"It would have been funnier coming out of Bill Clinton's mouth than a George Bush, because we were all so aware of the work Hillary Clinton was doing," said Martha Burk, chair of the National Council of Women's Organizations. "Perhaps he's trying to avoid the so-called Hillary backlash. No one can argue with home, hearth and family, and that's what this is all about."
When on the road particularly in political settings Bush nearly always gives his audiences an update on his popular wife.
He starts out by telling the crowd they "drew the short straw" by getting him instead of her. He then likes to declare that he and the politician (usually a man) for whom he is campaigning both married above themselves, and that people are probably surprised that Laura Welch said yes to his proposal.
The president also often offers a glimpse into her whereabouts: just talked on the phone with her, saw her waving from the White House balcony as he left, she is opening a museum.
He typically ends by recalling that when they dated, his now-wife was a public school librarian who did not like politics and "didn't particularly care for politicians." Now, as he told a Republican rally Thursday in Auburn, Ala., "she is the first lady of the United States and she is doing a fabulous job. I'm really proud of her."
Proud or patronizing?
Recently, elaborating on what she has brought to the job, Bush cited his wife's calm, steady nature and deep caring for their two daughters.
"She's got a great smile," he said in Maine. "She's a class act" was the description in Boston.
The expressions of pride strike some as more patronizing than complimentary. Burk, while recognizing Bush's attempts at self-deprecating humor, lamented the lack of reference to Mrs. Bush's intellectual contributions.
"He is not mentioning any substance at all," she said. "He should build her up for the serious work she is undoubtedly doing."
White House communications director Dan Bartlett acknowledges that what Bush intends to get across is not always what comes out.
"It's kind of his folksy approach to communicating," Bartlett said. "It's out of a deep admiration and respect for her."
Indeed, he more often than not will also tell his audiences that "I love her dearly." At a White House Cinco de Mayo celebration in May, he nodded to the first lady, sitting in the front row, as "mi esposa, mi amor" my wife, my love.
Every once in awhile
And it must be noted that the first lady is no shrinking violet.
Just days before her husband took office, she stated that she did not think the landmark Roe v. Wade abortion-rights ruling should be undone, despite the president's strong opposition to abortion
During a behind-the-scenes television special on the White House last winter, Bush told NBC News anchor Tom Brokaw that his attitude toward critics of his sometimes cowboyish vernacular was: "too bad." But he allowed that Mrs. Bush clearly disapproved of the sound bite in question a "not over my dead body" tax pledge and got a totally different response. The president's obedient reply to her: "Yes, ma'am."
Mrs. Bush also revealed during the program that she speaks up "every once in awhile" about her husband's language-mangling. "Those every-once-in-awhiles are pretty blunt," the president commented.
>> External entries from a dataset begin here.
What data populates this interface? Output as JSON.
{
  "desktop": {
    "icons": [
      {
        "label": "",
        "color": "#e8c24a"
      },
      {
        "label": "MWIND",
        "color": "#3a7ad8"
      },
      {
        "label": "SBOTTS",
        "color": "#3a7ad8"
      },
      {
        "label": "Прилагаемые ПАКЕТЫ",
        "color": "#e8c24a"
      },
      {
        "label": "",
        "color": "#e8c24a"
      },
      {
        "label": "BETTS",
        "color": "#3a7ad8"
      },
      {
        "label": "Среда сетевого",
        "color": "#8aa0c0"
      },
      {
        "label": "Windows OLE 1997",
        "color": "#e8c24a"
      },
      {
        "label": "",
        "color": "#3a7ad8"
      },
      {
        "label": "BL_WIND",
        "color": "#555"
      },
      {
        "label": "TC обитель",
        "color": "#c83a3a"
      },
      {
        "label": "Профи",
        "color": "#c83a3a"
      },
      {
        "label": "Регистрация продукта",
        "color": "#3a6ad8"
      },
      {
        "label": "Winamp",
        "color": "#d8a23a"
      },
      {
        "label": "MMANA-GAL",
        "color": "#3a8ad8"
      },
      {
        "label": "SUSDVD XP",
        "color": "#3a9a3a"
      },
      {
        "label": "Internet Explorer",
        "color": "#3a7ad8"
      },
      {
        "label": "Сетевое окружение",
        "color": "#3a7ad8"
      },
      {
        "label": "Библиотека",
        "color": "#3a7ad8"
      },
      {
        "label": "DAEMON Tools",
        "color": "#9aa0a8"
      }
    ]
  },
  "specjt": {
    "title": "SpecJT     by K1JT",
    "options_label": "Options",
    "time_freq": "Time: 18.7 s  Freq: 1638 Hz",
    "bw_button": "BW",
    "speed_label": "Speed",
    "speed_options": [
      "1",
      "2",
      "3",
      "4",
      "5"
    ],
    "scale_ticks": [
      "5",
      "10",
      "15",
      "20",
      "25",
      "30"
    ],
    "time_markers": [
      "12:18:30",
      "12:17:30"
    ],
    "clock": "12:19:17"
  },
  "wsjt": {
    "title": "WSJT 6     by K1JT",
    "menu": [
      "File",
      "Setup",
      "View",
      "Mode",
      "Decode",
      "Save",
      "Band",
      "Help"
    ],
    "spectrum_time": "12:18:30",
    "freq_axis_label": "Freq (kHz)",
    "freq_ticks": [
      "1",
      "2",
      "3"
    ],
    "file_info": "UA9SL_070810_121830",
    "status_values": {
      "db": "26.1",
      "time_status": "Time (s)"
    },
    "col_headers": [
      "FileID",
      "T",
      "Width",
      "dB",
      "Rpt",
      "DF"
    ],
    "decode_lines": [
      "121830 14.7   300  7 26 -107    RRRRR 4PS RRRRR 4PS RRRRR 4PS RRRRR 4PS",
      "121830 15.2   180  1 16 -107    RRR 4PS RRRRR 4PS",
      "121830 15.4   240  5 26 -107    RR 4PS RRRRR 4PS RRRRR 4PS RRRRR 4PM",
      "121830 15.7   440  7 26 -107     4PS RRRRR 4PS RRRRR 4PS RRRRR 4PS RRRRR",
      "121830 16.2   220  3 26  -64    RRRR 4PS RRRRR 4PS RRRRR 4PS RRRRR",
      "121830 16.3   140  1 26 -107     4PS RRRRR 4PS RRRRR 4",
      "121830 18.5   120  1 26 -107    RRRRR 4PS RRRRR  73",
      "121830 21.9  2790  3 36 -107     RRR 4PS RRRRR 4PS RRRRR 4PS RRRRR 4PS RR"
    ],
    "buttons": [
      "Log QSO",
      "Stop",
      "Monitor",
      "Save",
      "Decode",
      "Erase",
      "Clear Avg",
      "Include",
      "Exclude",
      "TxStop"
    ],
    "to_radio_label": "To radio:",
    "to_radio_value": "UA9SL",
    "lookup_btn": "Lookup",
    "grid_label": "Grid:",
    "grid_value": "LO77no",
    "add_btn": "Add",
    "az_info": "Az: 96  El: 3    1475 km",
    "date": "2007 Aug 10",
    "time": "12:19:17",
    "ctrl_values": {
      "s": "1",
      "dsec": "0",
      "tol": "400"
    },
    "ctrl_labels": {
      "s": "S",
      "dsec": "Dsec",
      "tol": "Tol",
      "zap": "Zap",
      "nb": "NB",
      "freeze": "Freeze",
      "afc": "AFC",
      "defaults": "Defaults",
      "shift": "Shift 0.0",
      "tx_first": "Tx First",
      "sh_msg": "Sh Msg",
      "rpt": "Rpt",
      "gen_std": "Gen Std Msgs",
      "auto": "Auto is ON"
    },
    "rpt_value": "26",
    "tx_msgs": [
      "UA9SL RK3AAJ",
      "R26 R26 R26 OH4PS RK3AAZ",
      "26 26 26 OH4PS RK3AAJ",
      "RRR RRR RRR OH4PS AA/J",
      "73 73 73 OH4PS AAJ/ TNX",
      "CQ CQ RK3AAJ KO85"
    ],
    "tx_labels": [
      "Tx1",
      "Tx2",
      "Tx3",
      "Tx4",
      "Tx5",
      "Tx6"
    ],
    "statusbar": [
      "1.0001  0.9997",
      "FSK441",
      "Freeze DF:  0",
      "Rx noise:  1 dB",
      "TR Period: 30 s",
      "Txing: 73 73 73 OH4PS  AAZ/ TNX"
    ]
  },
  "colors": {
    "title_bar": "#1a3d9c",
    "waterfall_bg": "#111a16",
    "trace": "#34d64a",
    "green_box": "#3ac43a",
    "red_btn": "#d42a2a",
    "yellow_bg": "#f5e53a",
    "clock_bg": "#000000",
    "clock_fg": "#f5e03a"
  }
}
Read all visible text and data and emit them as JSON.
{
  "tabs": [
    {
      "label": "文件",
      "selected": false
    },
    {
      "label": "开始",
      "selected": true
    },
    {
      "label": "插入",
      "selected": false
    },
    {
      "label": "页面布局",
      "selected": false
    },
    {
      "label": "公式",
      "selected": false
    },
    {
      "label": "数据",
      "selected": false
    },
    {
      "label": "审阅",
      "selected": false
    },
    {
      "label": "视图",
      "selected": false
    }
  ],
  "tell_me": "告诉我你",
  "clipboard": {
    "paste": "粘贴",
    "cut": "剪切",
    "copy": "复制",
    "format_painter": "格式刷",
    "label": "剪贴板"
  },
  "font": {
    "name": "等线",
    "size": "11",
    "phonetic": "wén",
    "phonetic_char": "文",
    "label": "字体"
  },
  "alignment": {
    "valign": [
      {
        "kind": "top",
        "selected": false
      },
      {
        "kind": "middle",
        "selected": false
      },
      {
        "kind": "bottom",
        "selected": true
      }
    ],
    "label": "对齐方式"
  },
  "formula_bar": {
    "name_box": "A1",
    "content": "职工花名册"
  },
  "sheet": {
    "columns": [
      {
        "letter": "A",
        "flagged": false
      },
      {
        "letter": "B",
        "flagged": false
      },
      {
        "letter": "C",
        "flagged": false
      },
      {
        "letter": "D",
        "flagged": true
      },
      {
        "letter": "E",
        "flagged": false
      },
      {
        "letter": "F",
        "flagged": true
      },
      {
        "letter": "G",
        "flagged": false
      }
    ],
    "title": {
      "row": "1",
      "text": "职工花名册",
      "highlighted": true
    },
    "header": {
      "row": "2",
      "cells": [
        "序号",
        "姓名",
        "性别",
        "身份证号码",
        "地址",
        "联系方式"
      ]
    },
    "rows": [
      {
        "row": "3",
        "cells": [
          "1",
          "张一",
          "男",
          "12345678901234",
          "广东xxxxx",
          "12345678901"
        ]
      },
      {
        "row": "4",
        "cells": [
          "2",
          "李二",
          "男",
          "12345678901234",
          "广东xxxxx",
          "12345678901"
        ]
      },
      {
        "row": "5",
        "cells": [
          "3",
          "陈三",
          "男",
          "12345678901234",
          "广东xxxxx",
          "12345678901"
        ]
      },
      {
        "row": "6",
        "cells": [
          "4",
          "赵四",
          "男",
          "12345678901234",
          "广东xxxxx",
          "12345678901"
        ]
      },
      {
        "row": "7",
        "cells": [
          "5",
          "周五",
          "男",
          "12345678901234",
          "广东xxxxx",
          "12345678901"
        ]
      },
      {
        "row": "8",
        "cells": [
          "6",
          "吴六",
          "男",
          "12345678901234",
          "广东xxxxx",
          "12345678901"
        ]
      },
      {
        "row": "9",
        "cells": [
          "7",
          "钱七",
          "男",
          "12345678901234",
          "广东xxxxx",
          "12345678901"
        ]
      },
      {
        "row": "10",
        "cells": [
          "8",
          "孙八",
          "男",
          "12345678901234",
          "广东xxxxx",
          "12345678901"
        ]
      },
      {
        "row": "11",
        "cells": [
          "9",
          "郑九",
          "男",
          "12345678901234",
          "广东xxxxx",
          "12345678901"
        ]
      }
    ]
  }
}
"She calls the shots," Bartlett said. "There's a perception of her as being the quiet one. But she keeps him in his place. She always has a sharp retort when it's needed."